Large Contactless Payments Without a Cardholder’s Permission
Maybe you’ve been on a road trip with a friend who decided to stop at a convenience store. You felt thirsty for a coffee, but instead of getting cash out of your wallet, you gave your pal your debit card and asked them to pay for the beverage. That’s a low-risk thing to do with someone you trust, although the best secure payment practice is to keep the card in your possession, even for small purchases.
However, most card issuers apply a second safeguard by limiting contactless payment amounts. The maximum transactions vary but are usually under $50. That’s an excellent security strategy, but researchers found it’s not foolproof.
They experimented with five Visa cards distributed by United Kingdom banks and found that hackers could bypass card limits with all of them. These security flaws even permitted unauthorized transactions to occur outside the UK.
Criminals could manipulate the signals passing between a card and reader by using a gadget that intercepts the communication. It instructs the reader to ignore any transaction limits imposed by the issuer.
The researchers also found that this hack applied to smartphone wallets. Interestingly, a criminal could make a transaction go through without unlocking a phone but could only charge up to the stated limit in such cases. These examples highlight the importance of checking your transaction statements regularly and carefully, looking for any strange charges.
Statistics showed that 75 percent of 2020’s e-commerce sales happened on mobile devices. Consumers’ love of technology pushed organizational leaders to explore how they could help people do traditionally in-person transactions from their phones. That’s why contactless event registration and hotel arrival or departure necessities can now often happen via apps.
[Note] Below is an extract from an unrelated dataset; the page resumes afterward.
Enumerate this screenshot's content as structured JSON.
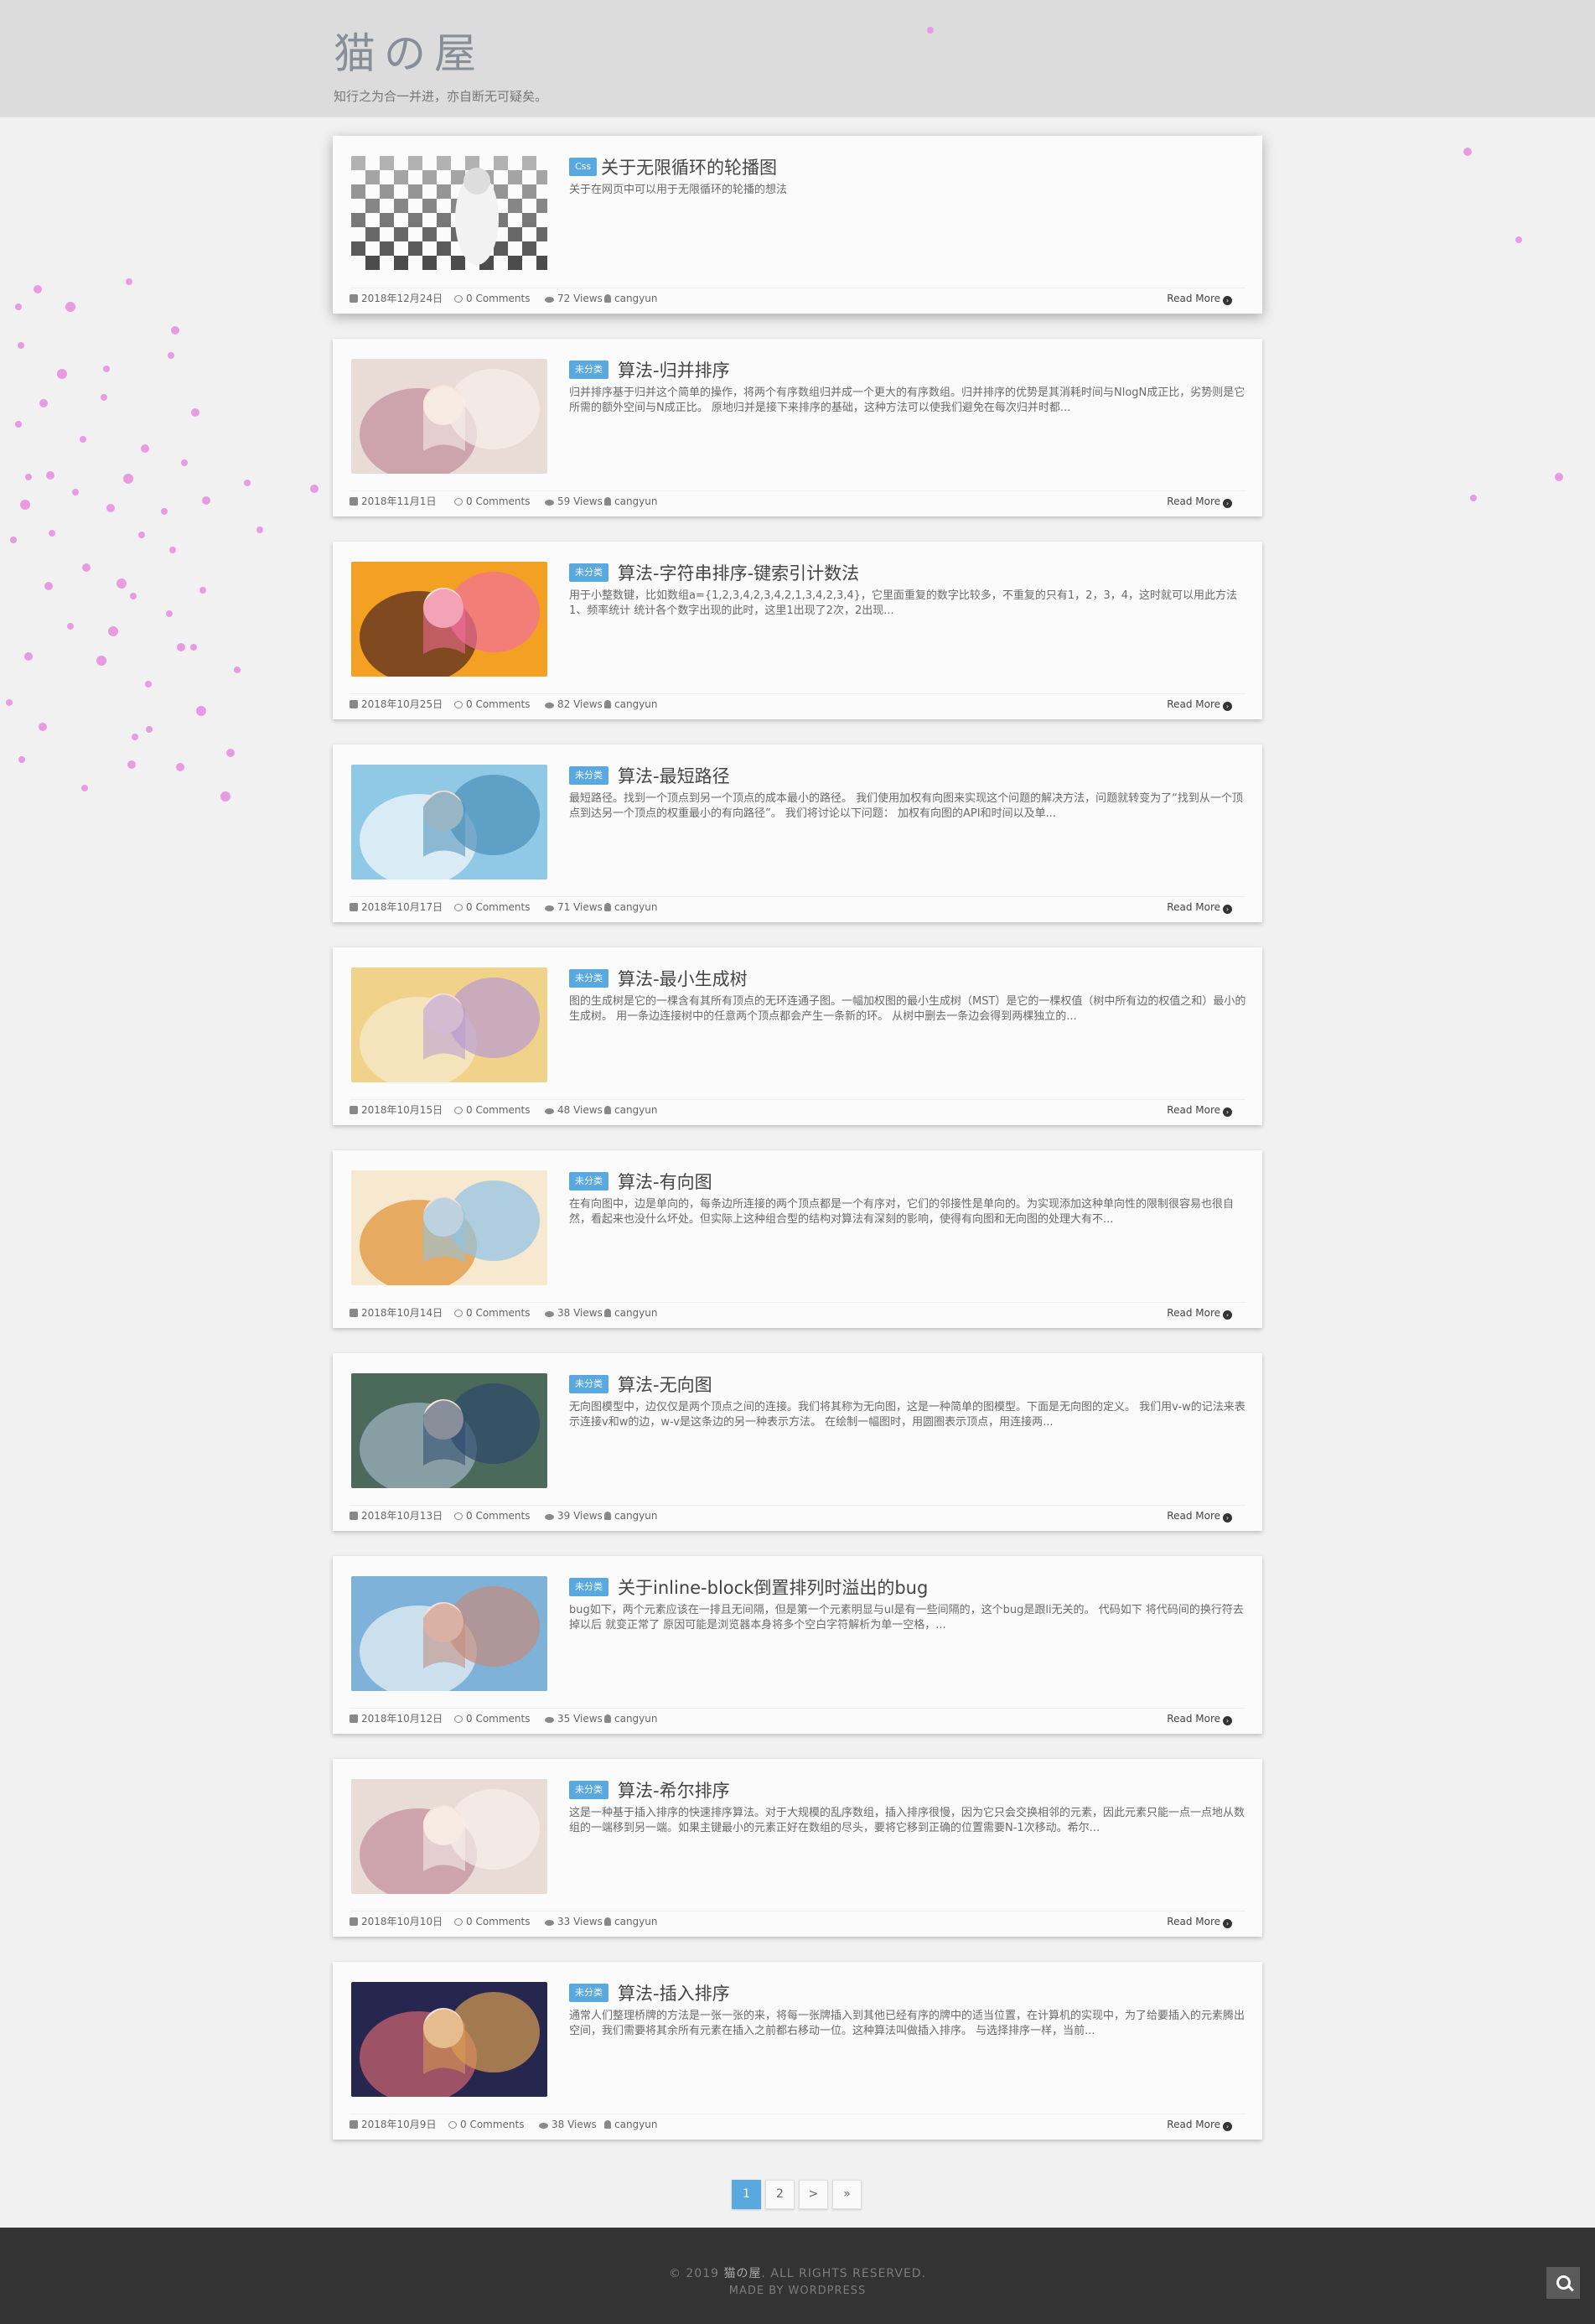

These contactless activities are generally safe. However, since they transmit electronic data, everything comes down to whether the service provider or its technology partner follows appropriate procedures when collecting and storing customers’ information.
Consider researching a company’s data security protocols before using its contactless service for the first time. That information will help you determine the organization’s trustworthiness.
Compromised Devices, Passwords, and Cards
All contactless payments require a person’s card or a compatible smartphone wallet app and password. The theft of any of those could put you at risk of contactless payment fraud.
Consider the example where you use a contactless-enabled card at a busy outlet, such as a shopping center or gas station. Instead of slipping it into your back pocket after use, you unknowingly drop it onto the floor. From that point, a dishonest person could come along and use it by posing as you, at least making a small transaction.
Something similar could happen with a lost or stolen phone, although the unauthorized user also usually needs your password to complete a transaction. Always choose unique, hard-to-guess passwords for all your devices. Doing that increases the chances that a criminal won’t get very far if they have your phone and try to make a contactless payment.
Turn off any features that allow people to pay with minimum authentication checks too. Although PayPal’s One Touch service permits logging in and paying for things without typing in a password, you can disable it by going into the site’s security settings.
You Can Lower Contactless Risks
Reducing the risks of particular activities is an important part of safe, everyday life.
When people drive cars, cook meals, and engage in hobbies, they know all those ways of spending time come with potential dangers. However, proactive measures reduce the threats, whether that means wearing a seatbelt, strapping on a bike helmet, or slipping on an oven mitt before handling hot food containers.
Take a similar approach when you decide whether to use contactless methods. Card providers integrate security measures into payment mechanisms, and you can consider these options as generally safe. However, actions within your control also minimize the chances of security issues.